**YOUR GOAL**
For the entries below, how many lines contain the word "object"? Reply with the number and nothing else.
═══ RECORDS TO USE
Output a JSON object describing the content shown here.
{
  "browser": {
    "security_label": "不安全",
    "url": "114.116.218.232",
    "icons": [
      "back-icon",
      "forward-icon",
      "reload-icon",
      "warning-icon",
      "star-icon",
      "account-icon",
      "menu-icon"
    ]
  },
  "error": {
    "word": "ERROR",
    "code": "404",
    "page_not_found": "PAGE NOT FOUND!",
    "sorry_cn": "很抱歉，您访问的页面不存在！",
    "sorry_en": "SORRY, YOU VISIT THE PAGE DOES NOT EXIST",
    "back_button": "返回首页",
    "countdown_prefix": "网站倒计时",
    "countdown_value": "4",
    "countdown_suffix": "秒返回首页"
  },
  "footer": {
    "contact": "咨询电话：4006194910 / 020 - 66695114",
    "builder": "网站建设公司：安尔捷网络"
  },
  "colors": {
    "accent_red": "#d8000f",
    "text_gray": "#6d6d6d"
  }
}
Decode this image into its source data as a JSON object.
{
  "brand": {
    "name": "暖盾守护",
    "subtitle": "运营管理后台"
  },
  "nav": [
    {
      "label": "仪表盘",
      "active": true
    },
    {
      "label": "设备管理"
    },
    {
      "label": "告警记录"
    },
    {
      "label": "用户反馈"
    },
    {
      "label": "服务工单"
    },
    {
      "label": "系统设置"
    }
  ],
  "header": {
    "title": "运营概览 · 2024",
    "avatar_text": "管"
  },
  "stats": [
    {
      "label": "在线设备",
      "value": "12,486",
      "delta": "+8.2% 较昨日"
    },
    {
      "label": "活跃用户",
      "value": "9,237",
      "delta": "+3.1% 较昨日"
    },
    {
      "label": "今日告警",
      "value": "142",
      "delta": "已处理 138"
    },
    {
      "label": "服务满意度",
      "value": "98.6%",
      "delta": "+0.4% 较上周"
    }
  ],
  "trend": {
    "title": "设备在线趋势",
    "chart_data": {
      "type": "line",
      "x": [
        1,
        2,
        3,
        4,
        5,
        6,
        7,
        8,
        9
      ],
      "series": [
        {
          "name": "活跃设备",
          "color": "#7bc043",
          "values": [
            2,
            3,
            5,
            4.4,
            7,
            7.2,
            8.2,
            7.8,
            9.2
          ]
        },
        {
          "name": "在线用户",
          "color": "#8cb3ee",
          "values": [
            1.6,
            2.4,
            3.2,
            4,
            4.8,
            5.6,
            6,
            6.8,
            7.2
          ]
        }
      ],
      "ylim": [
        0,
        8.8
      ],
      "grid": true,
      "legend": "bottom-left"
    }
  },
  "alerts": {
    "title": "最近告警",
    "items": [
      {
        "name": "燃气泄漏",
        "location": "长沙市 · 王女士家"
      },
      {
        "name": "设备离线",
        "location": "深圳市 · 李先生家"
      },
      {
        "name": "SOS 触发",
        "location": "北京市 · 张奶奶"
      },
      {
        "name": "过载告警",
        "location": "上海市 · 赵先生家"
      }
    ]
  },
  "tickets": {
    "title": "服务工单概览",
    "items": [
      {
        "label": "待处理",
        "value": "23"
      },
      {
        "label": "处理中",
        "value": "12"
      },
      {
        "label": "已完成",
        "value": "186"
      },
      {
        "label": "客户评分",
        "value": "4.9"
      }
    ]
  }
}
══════
**COMPLETED EXERCISE**
2